Once you have read the data below, write it all out exactly.

* Given data *
------------------------------------

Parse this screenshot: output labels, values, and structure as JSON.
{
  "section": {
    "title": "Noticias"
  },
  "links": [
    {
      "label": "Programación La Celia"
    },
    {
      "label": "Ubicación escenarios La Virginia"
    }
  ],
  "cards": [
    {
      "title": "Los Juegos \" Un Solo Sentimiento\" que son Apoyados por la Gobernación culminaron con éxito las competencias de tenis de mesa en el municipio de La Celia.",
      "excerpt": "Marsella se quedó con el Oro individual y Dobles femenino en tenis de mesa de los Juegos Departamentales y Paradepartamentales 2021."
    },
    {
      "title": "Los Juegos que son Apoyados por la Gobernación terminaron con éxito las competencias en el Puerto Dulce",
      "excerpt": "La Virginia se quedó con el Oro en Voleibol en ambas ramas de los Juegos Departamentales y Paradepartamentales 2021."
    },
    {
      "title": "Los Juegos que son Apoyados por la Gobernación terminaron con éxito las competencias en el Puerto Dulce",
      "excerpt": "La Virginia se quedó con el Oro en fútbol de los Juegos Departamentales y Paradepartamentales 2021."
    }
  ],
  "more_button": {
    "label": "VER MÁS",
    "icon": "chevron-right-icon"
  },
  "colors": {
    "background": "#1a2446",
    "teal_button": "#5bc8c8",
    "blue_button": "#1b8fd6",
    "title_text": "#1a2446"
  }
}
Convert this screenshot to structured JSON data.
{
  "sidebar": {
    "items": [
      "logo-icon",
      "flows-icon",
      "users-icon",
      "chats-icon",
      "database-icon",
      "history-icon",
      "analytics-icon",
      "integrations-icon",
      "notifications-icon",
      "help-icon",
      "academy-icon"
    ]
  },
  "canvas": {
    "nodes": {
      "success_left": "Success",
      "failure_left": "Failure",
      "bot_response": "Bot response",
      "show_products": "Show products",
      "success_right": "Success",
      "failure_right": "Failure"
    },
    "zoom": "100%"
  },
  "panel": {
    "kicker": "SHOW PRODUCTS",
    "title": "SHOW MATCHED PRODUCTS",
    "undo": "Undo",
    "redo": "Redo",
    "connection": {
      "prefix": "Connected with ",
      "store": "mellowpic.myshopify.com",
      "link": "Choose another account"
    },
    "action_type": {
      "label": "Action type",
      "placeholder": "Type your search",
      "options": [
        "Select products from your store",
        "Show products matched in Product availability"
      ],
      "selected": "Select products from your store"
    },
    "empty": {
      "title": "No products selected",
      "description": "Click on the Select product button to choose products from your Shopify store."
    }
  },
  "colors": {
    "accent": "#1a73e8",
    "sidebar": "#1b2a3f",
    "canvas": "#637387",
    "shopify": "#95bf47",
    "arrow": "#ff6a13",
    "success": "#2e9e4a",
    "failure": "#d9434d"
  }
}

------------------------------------

* Response to this exercise *
Parse this screenshot: output labels, values, and structure as JSON.
{
  "section": {
    "title": "Noticias"
  },
  "links": [
    {
      "label": "Programación La Celia"
    },
    {
      "label": "Ubicación escenarios La Virginia"
    }
  ],
  "cards": [
    {
      "title": "Los Juegos \" Un Solo Sentimiento\" que son Apoyados por la Gobernación culminaron con éxito las competencias de tenis de mesa en el municipio de La Celia.",
      "excerpt": "Marsella se quedó con el Oro individual y Dobles femenino en tenis de mesa de los Juegos Departamentales y Paradepartamentales 2021."
    },
    {
      "title": "Los Juegos que son Apoyados por la Gobernación terminaron con éxito las competencias en el Puerto Dulce",
      "excerpt": "La Virginia se quedó con el Oro en Voleibol en ambas ramas de los Juegos Departamentales y Paradepartamentales 2021."
    },
    {
      "title": "Los Juegos que son Apoyados por la Gobernación terminaron con éxito las competencias en el Puerto Dulce",
      "excerpt": "La Virginia se quedó con el Oro en fútbol de los Juegos Departamentales y Paradepartamentales 2021."
    }
  ],
  "more_button": {
    "label": "VER MÁS",
    "icon": "chevron-right-icon"
  },
  "colors": {
    "background": "#1a2446",
    "teal_button": "#5bc8c8",
    "blue_button": "#1b8fd6",
    "title_text": "#1a2446"
  }
}
Convert this screenshot to structured JSON data.
{
  "sidebar": {
    "items": [
      "logo-icon",
      "flows-icon",
      "users-icon",
      "chats-icon",
      "database-icon",
      "history-icon",
      "analytics-icon",
      "integrations-icon",
      "notifications-icon",
      "help-icon",
      "academy-icon"
    ]
  },
  "canvas": {
    "nodes": {
      "success_left": "Success",
      "failure_left": "Failure",
      "bot_response": "Bot response",
      "show_products": "Show products",
      "success_right": "Success",
      "failure_right": "Failure"
    },
    "zoom": "100%"
  },
  "panel": {
    "kicker": "SHOW PRODUCTS",
    "title": "SHOW MATCHED PRODUCTS",
    "undo": "Undo",
    "redo": "Redo",
    "connection": {
      "prefix": "Connected with ",
      "store": "mellowpic.myshopify.com",
      "link": "Choose another account"
    },
    "action_type": {
      "label": "Action type",
      "placeholder": "Type your search",
      "options": [
        "Select products from your store",
        "Show products matched in Product availability"
      ],
      "selected": "Select products from your store"
    },
    "empty": {
      "title": "No products selected",
      "description": "Click on the Select product button to choose products from your Shopify store."
    }
  },
  "colors": {
    "accent": "#1a73e8",
    "sidebar": "#1b2a3f",
    "canvas": "#637387",
    "shopify": "#95bf47",
    "arrow": "#ff6a13",
    "success": "#2e9e4a",
    "failure": "#d9434d"
  }
}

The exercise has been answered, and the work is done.